7. Don’t fear failure – Honor results . You can’t win them all but you shouldn’t let one bad experience hamper your motivation. It takes time to become an effective Product Manager and along the way there are bound to be failures (and successes). The most successful people never stop learning from their mistakes or listening to feedback (even when they don’t like what they hear) then making changes in their approach to overcome challenges in the future. Even if you fail in your product’s objectives, learn from this experience and adapt quickly so that it doesn’t happen again. The greatest risk is not taking any risk at all .
8. Work YOUR plan – Own your success . You might have a great plan for how you think your product should be designed but there are many factors involved…including some which may be outside of your control! While it’s important to get input from team members, stakeholders and clients during campaign development (see #5), Product Managers know they need to make the ultimate decision when the time comes (and it will come) then own up to that decision . By working with people every step of the way, you’ll be able to make better decisions in the long run. After all, it’s your product. Your boss wants you to succeed because if you do then your company succeeds (and everyone makes more money).

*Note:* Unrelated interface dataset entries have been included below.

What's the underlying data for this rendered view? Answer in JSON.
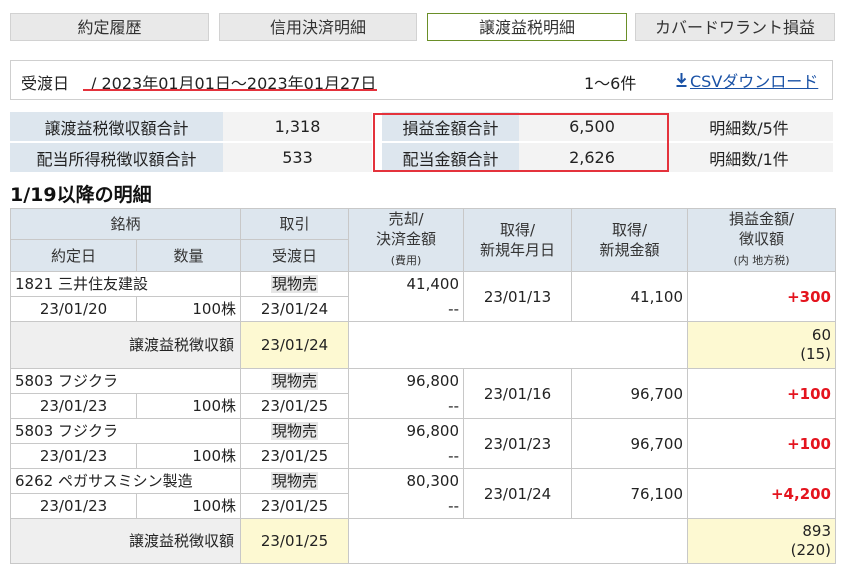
{
  "tabs": [
    {
      "label": "約定履歴",
      "active": false
    },
    {
      "label": "信用決済明細",
      "active": false
    },
    {
      "label": "譲渡益税明細",
      "active": true
    },
    {
      "label": "カバードワラント損益",
      "active": false
    }
  ],
  "date_bar": {
    "label": "受渡日",
    "range": "/ 2023年01月01日〜2023年01月27日",
    "count": "1〜6件",
    "csv_label": "CSVダウンロード"
  },
  "summary": {
    "rows": [
      {
        "label1": "譲渡益税徴収額合計",
        "value1": "1,318",
        "label2": "損益金額合計",
        "value2": "6,500",
        "detail": "明細数/5件"
      },
      {
        "label1": "配当所得税徴収額合計",
        "value1": "533",
        "label2": "配当金額合計",
        "value2": "2,626",
        "detail": "明細数/1件"
      }
    ]
  },
  "section_title": "1/19以降の明細",
  "table": {
    "headers": {
      "stock": "銘柄",
      "trade_date": "約定日",
      "quantity": "数量",
      "transaction": "取引",
      "settle_date": "受渡日",
      "sale_line1": "売却/",
      "sale_line2": "決済金額",
      "sale_line3": "(費用)",
      "acq_date_line1": "取得/",
      "acq_date_line2": "新規年月日",
      "acq_amt_line1": "取得/",
      "acq_amt_line2": "新規金額",
      "pl_line1": "損益金額/",
      "pl_line2": "徴収額",
      "pl_line3": "(内 地方税)"
    },
    "row1": {
      "stock": "1821 三井住友建設",
      "trade_date": "23/01/20",
      "quantity": "100株",
      "transaction": "現物売",
      "settle_date": "23/01/24",
      "sale": "41,400",
      "cost": "--",
      "acq_date": "23/01/13",
      "acq_amount": "41,100",
      "pl": "+300"
    },
    "tax1": {
      "label": "譲渡益税徴収額",
      "date": "23/01/24",
      "amount": "60",
      "local": "(15)"
    },
    "row2": {
      "stock": "5803 フジクラ",
      "trade_date": "23/01/23",
      "quantity": "100株",
      "transaction": "現物売",
      "settle_date": "23/01/25",
      "sale": "96,800",
      "cost": "--",
      "acq_date": "23/01/16",
      "acq_amount": "96,700",
      "pl": "+100"
    },
    "row3": {
      "stock": "5803 フジクラ",
      "trade_date": "23/01/23",
      "quantity": "100株",
      "transaction": "現物売",
      "settle_date": "23/01/25",
      "sale": "96,800",
      "cost": "--",
      "acq_date": "23/01/23",
      "acq_amount": "96,700",
      "pl": "+100"
    },
    "row4": {
      "stock": "6262 ペガサスミシン製造",
      "trade_date": "23/01/23",
      "quantity": "100株",
      "transaction": "現物売",
      "settle_date": "23/01/25",
      "sale": "80,300",
      "cost": "--",
      "acq_date": "23/01/24",
      "acq_amount": "76,100",
      "pl": "+4,200"
    },
    "tax2": {
      "label": "譲渡益税徴収額",
      "date": "23/01/25",
      "amount": "893",
      "local": "(220)"
    }
  },
  "colors": {
    "accent_red": "#e4323c",
    "link_blue": "#1a52a6",
    "header_bg": "#dde6ee",
    "positive": "#e4141e",
    "tax_highlight": "#fdf9d2"
  },
  "icons": {
    "csv": "download-arrow-icon"
  }
}
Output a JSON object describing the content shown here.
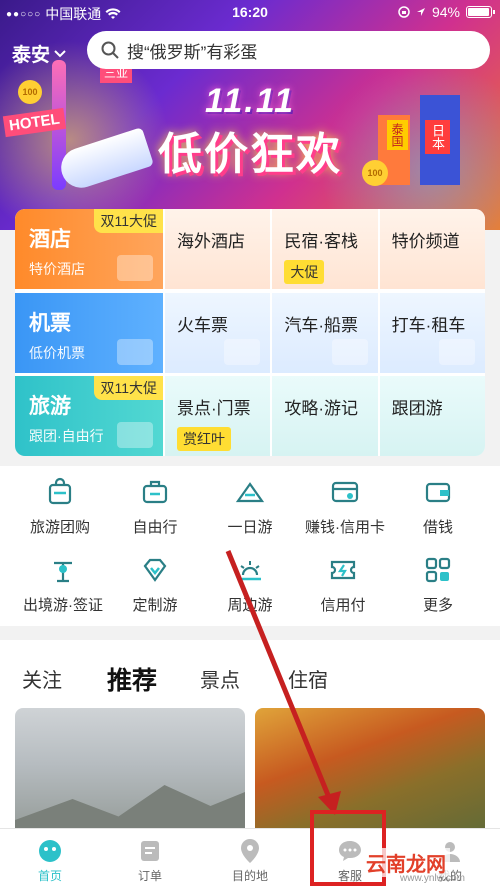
{
  "status_bar": {
    "carrier": "中国联通",
    "time": "16:20",
    "battery": "94%"
  },
  "header": {
    "city": "泰安",
    "search_placeholder": "搜“俄罗斯”有彩蛋"
  },
  "banner": {
    "date": "11.11",
    "title": "低价狂欢",
    "hotel_sign": "HOTEL",
    "coin_left": "100",
    "coin_right": "100",
    "sign_sanya": "三亚",
    "sign_thailand": "泰国",
    "sign_japan": "日本"
  },
  "grid": {
    "row1": {
      "main": {
        "title": "酒店",
        "subtitle": "特价酒店",
        "badge": "双11大促"
      },
      "subs": [
        {
          "label": "海外酒店"
        },
        {
          "label": "民宿·客栈",
          "tag": "大促"
        },
        {
          "label": "特价频道"
        }
      ]
    },
    "row2": {
      "main": {
        "title": "机票",
        "subtitle": "低价机票"
      },
      "subs": [
        {
          "label": "火车票"
        },
        {
          "label": "汽车·船票"
        },
        {
          "label": "打车·租车"
        }
      ]
    },
    "row3": {
      "main": {
        "title": "旅游",
        "subtitle": "跟团·自由行",
        "badge": "双11大促"
      },
      "subs": [
        {
          "label": "景点·门票",
          "tag": "赏红叶"
        },
        {
          "label": "攻略·游记"
        },
        {
          "label": "跟团游"
        }
      ]
    }
  },
  "quick_icons": [
    {
      "label": "旅游团购",
      "icon": "bag-icon"
    },
    {
      "label": "自由行",
      "icon": "suitcase-icon"
    },
    {
      "label": "一日游",
      "icon": "mountain-icon"
    },
    {
      "label": "赚钱·信用卡",
      "icon": "card-icon"
    },
    {
      "label": "借钱",
      "icon": "wallet-icon"
    },
    {
      "label": "出境游·签证",
      "icon": "globe-icon"
    },
    {
      "label": "定制游",
      "icon": "diamond-icon"
    },
    {
      "label": "周边游",
      "icon": "sunrise-icon"
    },
    {
      "label": "信用付",
      "icon": "ticket-icon"
    },
    {
      "label": "更多",
      "icon": "grid-icon"
    }
  ],
  "tabs": [
    "关注",
    "推荐",
    "景点",
    "住宿"
  ],
  "bottom_nav": [
    {
      "label": "首页",
      "icon": "home-icon",
      "active": true
    },
    {
      "label": "订单",
      "icon": "order-icon"
    },
    {
      "label": "目的地",
      "icon": "location-icon"
    },
    {
      "label": "客服",
      "icon": "chat-icon"
    },
    {
      "label": "我的",
      "icon": "profile-icon"
    }
  ],
  "watermark": {
    "text": "云南龙网",
    "url": "www.ynlw.com"
  },
  "colors": {
    "accent": "#2cc1c9",
    "hotel": "#ff8a2a",
    "flight": "#3a96f5",
    "travel": "#2fc2c9",
    "badge": "#ffe24a",
    "annotation": "#d22"
  }
}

9. Always show respect . Product Managers are in a leadership position and this means they must always act with integrity to earn the trust of their team members. It can be easy to get caught up in your own agenda sometimes but never lose sight of the fact that every team member is also a person with feelings, family commitments, varying interests etc so treat them accordingly! Even when times get tough or there are disagreements, focus on solving problems together rather than pointing fingers at other people . Ultimately, great products come from great relationships and Product Managers who display respect and honor for all team members will always be most successful.
10. Be a GENIUS – Use tools to do more with less . Don’t forget that, at its heart, product management is about making smart decisions quickly (and usually on a tight budget). There’s no time for training or developing new software programs when your campaign launch date looms so pick the right tools from the start then use them every day without fail. For example, being able to intelligently measure ROI related to products you’ve designed is an essential skill for any good Product Manager so take advantage of free analytics software which exist online. If your organization doesn’t provide these kinds of resources then it should become one of your top 3 demands (after salary and vacation days).